▶ _EXCERPTED DATA_
========
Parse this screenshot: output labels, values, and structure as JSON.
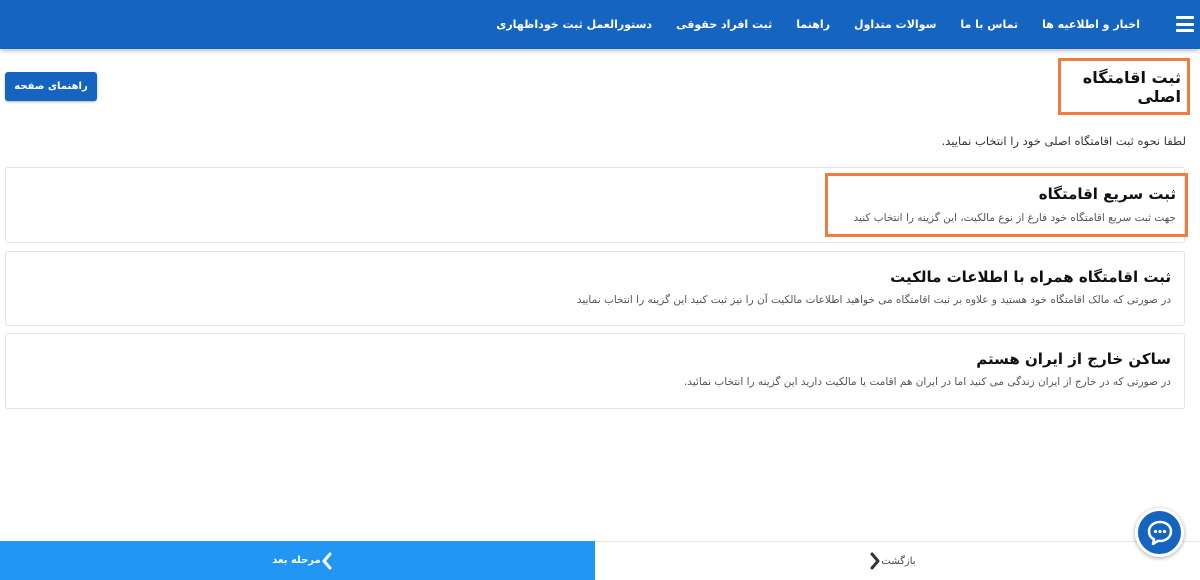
{
  "navbar": {
    "items": [
      "اخبار و اطلاعیه ها",
      "تماس با ما",
      "سوالات متداول",
      "راهنما",
      "ثبت افراد حقوقی",
      "دستورالعمل ثبت خوداظهاری"
    ]
  },
  "header": {
    "title": "ثبت اقامتگاه اصلی",
    "help_button": "راهنمای صفحه"
  },
  "instruction": "لطفا نحوه ثبت اقامتگاه اصلی خود را انتخاب نمایید.",
  "options": [
    {
      "title": "ثبت سریع اقامتگاه",
      "description": "جهت ثبت سریع اقامتگاه خود فارغ از نوع مالکیت، این گزینه را انتخاب کنید"
    },
    {
      "title": "ثبت اقامتگاه همراه با اطلاعات مالکیت",
      "description": "در صورتی که مالک اقامتگاه خود هستید و علاوه بر ثبت اقامتگاه می خواهید اطلاعات مالکیت آن را نیز ثبت کنید این گزینه را انتخاب نمایید"
    },
    {
      "title": "ساکن خارج از ایران هستم",
      "description": "در صورتی که در خارج از ایران زندگی می کنید اما در ایران هم اقامت یا مالکیت دارید این گزینه را انتخاب نمائید."
    }
  ],
  "footer": {
    "next_label": "مرحله بعد",
    "back_label": "بازگشت"
  },
  "colors": {
    "primary": "#1565c0",
    "next_bar": "#2196f3",
    "highlight": "#f07d3e"
  }
}
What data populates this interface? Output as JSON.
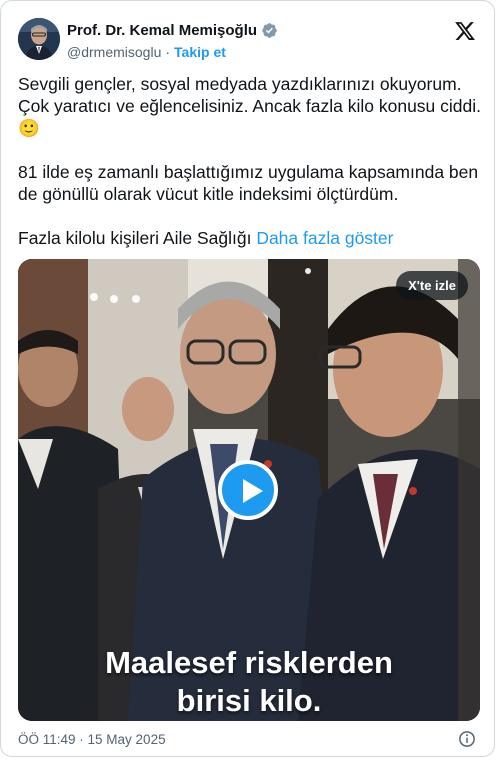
{
  "author": {
    "name": "Prof. Dr. Kemal Memişoğlu",
    "handle": "@drmemisoglu",
    "separator": "·",
    "follow_label": "Takip et"
  },
  "tweet": {
    "paragraph1": "Sevgili gençler, sosyal medyada yazdıklarınızı okuyorum. Çok yaratıcı ve eğlencelisiniz. Ancak fazla kilo konusu ciddi. 🙂",
    "paragraph2": "81 ilde eş zamanlı başlattığımız uygulama kapsamında ben de gönüllü olarak vücut kitle indeksimi ölçtürdüm.",
    "paragraph3": "Fazla kilolu kişileri Aile Sağlığı",
    "show_more": "Daha fazla göster"
  },
  "media": {
    "watch_on_x": "X'te izle",
    "subtitle_line1": "Maalesef risklerden",
    "subtitle_line2": "birisi kilo."
  },
  "footer": {
    "timestamp": "ÖÖ 11:49 · 15 May 2025"
  },
  "colors": {
    "accent": "#1d9bf0",
    "secondary_text": "#536471",
    "border": "#cfd9de"
  },
  "icons": {
    "verified": "verified-badge-icon",
    "x_logo": "x-logo-icon",
    "play": "play-icon",
    "info": "info-icon"
  }
}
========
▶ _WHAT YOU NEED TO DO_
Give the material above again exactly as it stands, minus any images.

▶ _ANSWER_
Parse this screenshot: output labels, values, and structure as JSON.
{
  "navbar": {
    "items": [
      "اخبار و اطلاعیه ها",
      "تماس با ما",
      "سوالات متداول",
      "راهنما",
      "ثبت افراد حقوقی",
      "دستورالعمل ثبت خوداظهاری"
    ]
  },
  "header": {
    "title": "ثبت اقامتگاه اصلی",
    "help_button": "راهنمای صفحه"
  },
  "instruction": "لطفا نحوه ثبت اقامتگاه اصلی خود را انتخاب نمایید.",
  "options": [
    {
      "title": "ثبت سریع اقامتگاه",
      "description": "جهت ثبت سریع اقامتگاه خود فارغ از نوع مالکیت، این گزینه را انتخاب کنید"
    },
    {
      "title": "ثبت اقامتگاه همراه با اطلاعات مالکیت",
      "description": "در صورتی که مالک اقامتگاه خود هستید و علاوه بر ثبت اقامتگاه می خواهید اطلاعات مالکیت آن را نیز ثبت کنید این گزینه را انتخاب نمایید"
    },
    {
      "title": "ساکن خارج از ایران هستم",
      "description": "در صورتی که در خارج از ایران زندگی می کنید اما در ایران هم اقامت یا مالکیت دارید این گزینه را انتخاب نمائید."
    }
  ],
  "footer": {
    "next_label": "مرحله بعد",
    "back_label": "بازگشت"
  },
  "colors": {
    "primary": "#1565c0",
    "next_bar": "#2196f3",
    "highlight": "#f07d3e"
  }
}
What data populates this interface? Output as JSON.
{
  "author": {
    "name": "Prof. Dr. Kemal Memişoğlu",
    "handle": "@drmemisoglu",
    "separator": "·",
    "follow_label": "Takip et"
  },
  "tweet": {
    "paragraph1": "Sevgili gençler, sosyal medyada yazdıklarınızı okuyorum. Çok yaratıcı ve eğlencelisiniz. Ancak fazla kilo konusu ciddi. 🙂",
    "paragraph2": "81 ilde eş zamanlı başlattığımız uygulama kapsamında ben de gönüllü olarak vücut kitle indeksimi ölçtürdüm.",
    "paragraph3": "Fazla kilolu kişileri Aile Sağlığı",
    "show_more": "Daha fazla göster"
  },
  "media": {
    "watch_on_x": "X'te izle",
    "subtitle_line1": "Maalesef risklerden",
    "subtitle_line2": "birisi kilo."
  },
  "footer": {
    "timestamp": "ÖÖ 11:49 · 15 May 2025"
  },
  "colors": {
    "accent": "#1d9bf0",
    "secondary_text": "#536471",
    "border": "#cfd9de"
  },
  "icons": {
    "verified": "verified-badge-icon",
    "x_logo": "x-logo-icon",
    "play": "play-icon",
    "info": "info-icon"
  }
}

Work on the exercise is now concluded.